Our experience another evening was just as mixed. A creamy green dressing masked the taste of the tuna tartare. A nice, buttery brioche held sweetbreads cut so small and crispy they no longer resembled, or tasted like, sweetbreads. Sea bass with thyme, one of Olhat's signature dishes, is really Chilean sea bass (not the same thing at all) set in a pool of dull Champagne beurre blanc with a tomato concassee underneath for color and a green bread-crumb topping that tastes overbearingly of thyme. All in all, a clumsily executed dish. The rack of lamb was tender enough but pallid in taste. The duck breast in cassis sauce suffered from the same problem: The meat just doesn't have that much inherent flavor. And the mushroom risotto managed to be both mushy and undercooked.
In France, it would be unthinkable for a restaurant not to offer a cheese course, and Olhats doesn't disappoint. He could do much better, though. With the exception of the Roquefort, the cheeses were underripe and, for the most part, poor examples of their type.
Desserts at Pascal are mostly competent, if uninspired. I love the play of warm and cool in the ivory cheesecake souffle served with a scoop of white-chocolate ice cream, but the combination of those two flavors is as dubious as that of goat cheese and lamb.

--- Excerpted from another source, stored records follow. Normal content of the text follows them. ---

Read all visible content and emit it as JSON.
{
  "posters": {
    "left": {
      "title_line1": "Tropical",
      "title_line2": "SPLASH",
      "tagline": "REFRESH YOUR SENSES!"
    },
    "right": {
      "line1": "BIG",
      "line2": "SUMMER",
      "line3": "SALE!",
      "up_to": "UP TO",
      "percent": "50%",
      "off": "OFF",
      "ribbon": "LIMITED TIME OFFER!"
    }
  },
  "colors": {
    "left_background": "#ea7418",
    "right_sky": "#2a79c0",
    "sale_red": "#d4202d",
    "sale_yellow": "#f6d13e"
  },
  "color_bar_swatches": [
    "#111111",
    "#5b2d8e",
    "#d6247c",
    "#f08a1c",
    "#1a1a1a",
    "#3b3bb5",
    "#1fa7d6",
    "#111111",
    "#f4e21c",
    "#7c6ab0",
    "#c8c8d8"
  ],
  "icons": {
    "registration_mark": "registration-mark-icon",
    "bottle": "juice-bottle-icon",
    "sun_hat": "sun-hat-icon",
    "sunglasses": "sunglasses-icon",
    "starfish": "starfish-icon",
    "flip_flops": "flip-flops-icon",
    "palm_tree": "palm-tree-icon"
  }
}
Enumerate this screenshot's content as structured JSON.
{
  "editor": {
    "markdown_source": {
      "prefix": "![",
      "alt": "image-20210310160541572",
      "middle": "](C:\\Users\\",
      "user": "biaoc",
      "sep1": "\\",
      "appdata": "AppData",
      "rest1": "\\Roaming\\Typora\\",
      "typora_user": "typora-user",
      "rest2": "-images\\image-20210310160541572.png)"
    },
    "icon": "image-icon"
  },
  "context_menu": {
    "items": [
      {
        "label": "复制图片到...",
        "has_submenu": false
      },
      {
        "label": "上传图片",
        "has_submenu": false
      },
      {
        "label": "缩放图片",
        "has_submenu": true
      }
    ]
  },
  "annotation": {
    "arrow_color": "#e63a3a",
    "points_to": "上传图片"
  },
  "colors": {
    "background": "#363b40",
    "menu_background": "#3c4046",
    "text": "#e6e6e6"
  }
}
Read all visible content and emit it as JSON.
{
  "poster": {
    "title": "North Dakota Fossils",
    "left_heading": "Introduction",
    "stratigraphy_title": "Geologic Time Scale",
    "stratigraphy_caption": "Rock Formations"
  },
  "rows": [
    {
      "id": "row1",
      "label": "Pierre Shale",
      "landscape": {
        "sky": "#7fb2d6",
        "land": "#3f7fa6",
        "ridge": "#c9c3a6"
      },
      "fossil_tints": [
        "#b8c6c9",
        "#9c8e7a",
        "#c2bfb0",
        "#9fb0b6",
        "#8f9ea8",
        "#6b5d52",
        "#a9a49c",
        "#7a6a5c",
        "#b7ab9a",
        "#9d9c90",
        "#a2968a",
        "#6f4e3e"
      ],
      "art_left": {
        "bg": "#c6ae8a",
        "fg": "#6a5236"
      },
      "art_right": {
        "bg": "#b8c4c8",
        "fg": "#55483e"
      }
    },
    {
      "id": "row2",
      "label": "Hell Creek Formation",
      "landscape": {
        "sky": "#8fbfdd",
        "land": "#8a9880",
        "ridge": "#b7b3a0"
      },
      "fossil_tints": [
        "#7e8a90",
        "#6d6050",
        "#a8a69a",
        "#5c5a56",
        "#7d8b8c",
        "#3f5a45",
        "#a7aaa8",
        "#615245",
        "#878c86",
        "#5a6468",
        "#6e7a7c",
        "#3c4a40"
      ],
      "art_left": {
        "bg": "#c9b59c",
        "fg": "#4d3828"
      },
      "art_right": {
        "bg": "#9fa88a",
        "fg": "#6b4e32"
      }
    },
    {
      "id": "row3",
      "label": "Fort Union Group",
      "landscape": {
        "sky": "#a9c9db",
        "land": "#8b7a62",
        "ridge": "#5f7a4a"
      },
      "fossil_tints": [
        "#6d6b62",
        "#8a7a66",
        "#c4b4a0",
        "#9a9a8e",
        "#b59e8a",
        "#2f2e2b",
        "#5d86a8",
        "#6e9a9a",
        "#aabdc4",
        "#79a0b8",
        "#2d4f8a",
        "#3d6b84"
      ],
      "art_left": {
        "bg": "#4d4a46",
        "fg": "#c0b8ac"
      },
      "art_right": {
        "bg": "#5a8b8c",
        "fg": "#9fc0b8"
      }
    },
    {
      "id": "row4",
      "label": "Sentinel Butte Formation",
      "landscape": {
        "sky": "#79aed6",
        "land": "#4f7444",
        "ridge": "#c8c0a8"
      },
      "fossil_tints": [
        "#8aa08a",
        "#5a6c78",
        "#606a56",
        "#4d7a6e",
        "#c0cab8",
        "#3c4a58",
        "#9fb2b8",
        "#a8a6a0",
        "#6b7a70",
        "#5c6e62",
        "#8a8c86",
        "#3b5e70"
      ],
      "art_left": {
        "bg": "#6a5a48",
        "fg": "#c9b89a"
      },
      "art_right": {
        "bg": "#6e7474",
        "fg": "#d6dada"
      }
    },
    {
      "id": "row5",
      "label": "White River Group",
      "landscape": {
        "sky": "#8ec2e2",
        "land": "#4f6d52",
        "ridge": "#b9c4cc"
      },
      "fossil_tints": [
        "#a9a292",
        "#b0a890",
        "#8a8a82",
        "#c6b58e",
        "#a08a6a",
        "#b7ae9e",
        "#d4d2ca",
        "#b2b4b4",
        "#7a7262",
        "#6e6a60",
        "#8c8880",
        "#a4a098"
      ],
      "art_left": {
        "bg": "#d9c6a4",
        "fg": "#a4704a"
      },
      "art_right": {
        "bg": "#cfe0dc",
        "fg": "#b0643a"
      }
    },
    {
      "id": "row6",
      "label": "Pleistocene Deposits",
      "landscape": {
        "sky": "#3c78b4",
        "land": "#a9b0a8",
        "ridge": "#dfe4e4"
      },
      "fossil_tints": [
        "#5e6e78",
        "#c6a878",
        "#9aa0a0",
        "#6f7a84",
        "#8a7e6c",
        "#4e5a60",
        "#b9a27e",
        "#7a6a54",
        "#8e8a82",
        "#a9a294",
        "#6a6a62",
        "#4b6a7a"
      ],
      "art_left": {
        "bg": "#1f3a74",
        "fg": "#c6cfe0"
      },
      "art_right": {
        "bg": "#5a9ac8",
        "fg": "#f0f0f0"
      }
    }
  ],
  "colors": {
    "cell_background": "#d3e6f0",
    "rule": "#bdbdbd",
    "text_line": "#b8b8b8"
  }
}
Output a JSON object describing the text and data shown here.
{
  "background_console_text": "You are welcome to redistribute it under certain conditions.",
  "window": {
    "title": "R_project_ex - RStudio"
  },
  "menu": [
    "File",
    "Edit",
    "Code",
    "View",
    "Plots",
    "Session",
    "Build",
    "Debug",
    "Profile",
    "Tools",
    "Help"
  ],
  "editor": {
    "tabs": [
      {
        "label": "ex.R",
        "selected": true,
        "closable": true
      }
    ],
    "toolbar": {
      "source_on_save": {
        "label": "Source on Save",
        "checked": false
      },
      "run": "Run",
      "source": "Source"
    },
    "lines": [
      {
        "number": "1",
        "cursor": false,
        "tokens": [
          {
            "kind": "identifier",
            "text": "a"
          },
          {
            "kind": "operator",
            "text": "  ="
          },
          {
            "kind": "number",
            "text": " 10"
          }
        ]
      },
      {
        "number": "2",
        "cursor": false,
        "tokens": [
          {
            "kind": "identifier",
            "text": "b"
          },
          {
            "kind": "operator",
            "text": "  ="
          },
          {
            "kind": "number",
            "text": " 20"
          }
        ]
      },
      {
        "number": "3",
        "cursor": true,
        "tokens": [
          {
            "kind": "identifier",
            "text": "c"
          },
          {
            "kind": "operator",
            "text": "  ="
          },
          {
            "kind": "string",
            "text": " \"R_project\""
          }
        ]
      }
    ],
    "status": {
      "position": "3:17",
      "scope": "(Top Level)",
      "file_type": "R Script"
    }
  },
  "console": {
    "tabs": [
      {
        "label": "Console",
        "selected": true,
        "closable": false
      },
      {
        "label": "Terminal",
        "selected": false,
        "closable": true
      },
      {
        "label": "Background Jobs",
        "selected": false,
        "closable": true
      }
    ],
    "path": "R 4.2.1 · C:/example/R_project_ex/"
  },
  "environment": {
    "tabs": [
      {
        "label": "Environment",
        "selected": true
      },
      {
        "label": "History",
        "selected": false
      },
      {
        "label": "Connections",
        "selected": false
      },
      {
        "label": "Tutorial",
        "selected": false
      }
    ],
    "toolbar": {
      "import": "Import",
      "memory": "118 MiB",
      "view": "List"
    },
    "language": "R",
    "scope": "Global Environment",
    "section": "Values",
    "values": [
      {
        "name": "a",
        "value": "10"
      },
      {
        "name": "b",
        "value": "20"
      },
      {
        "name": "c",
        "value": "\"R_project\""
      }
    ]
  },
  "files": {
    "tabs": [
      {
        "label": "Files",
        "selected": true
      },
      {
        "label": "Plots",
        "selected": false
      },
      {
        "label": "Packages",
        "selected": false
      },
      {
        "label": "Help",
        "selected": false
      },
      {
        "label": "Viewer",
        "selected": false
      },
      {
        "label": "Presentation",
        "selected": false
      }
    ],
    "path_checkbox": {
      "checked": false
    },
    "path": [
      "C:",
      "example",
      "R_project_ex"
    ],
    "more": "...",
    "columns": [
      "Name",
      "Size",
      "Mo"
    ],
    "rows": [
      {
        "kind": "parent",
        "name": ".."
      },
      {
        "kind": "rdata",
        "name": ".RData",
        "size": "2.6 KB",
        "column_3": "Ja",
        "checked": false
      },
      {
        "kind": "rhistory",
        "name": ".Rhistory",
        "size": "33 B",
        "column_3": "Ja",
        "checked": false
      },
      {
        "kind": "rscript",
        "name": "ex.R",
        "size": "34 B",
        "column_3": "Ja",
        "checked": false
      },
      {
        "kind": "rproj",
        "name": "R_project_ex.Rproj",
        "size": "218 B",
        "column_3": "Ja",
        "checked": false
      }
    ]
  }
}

At Pascal, some elements of a good French restaurant are in place, notably the well-trained staff and the gracious ambience. The trouble lies in the quality of the ingredients and in the kitchen's execution of Provencal dishes. Flavors are more cautious than full-throttle vibrant. The overall effect of the food is flat. The fact that Olhats is from Normandy may have something to do with it. He's a Northerner trying to evoke the sun-drenched flavors of southern France. His palate was formed on a cuisine of fresh-churned butter and luscious cream, not the Provencal olive oil and garlic of his later career. I'd be curious to see what would happen if this chef turned back the clock and started using cream and butter with abandon. It might improve things considerably. At this point, it may be worth a short drive, but certainly not 90 minutes.
Pascal, Plaza Newport, 1000 N. Bristol St., Newport Beach; (714) 752 - 0107. Lunch served Monday through Friday, dinner Monday through Saturday. Major credit cards accepted. Wine and beer. Dinner for two, food only, $58-$78. Four-course Menu Provencal, $37.50 per person.